How Rains, Rivers, Coasts and Seas Have Shaped Asia's HistoryBook - 2018
"Despite its ferociously wet climate of monsoons and cyclones, Asia contains less usable freshwater than any continent except Antarctica. Nevertheless, more than half the world's population calls Asia home. The struggle for water has been a driving force in modern Asian history. In [this book], historian Sunil Amrith boldly reimagines Asia's history through the stories of its rains, rivers, coasts, and seas--and of the weather-watchers and engineers, mapmakers and farmers who have sought to tame and control them. From the nineteenth century to the present, dreams and fears of water have informed visions of political independence and economic development, provoked efforts to transform nature through dams and pumps, and unleashed powerful tensions within and between nations. Starting in India, which is at the heart of the story, Amrith traces this dramatic history by following the monsoons, the mountain rivers, and the ocean currents as they cross Asia's borders, linking South Asia with China and Southeast Asia. Today, India, China, and other Asian nations are racing to construct hundreds of dams in the Himalayas, with dire environmental impacts far downstream. Hundreds of millions of people live in Asia's coastal cities, increasingly threatened by cyclones and storm surges. In an age of climate change, Unruly Waters is an urgent new perspective on the history of Asia, and essential reading for anyone seeking to understand how the continent's past shapes and constrains its possible futures."--Dust jacket.

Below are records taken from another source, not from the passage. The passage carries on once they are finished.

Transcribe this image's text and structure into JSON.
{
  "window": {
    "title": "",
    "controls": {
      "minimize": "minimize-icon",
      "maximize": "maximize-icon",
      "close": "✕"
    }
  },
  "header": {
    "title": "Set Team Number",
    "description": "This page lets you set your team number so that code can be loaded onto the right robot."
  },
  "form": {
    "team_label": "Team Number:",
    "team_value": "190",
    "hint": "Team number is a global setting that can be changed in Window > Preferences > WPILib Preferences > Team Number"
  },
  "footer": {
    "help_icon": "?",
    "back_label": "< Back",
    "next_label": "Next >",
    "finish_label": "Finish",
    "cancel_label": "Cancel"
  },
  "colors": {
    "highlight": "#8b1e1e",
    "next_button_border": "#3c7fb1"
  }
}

Publisher: New York :, Basic Books,, 2018
Edition: First edition
Description: xvii, 397 pages : illustrations, maps ; 25 cm
Branch Call Number: 950 Amr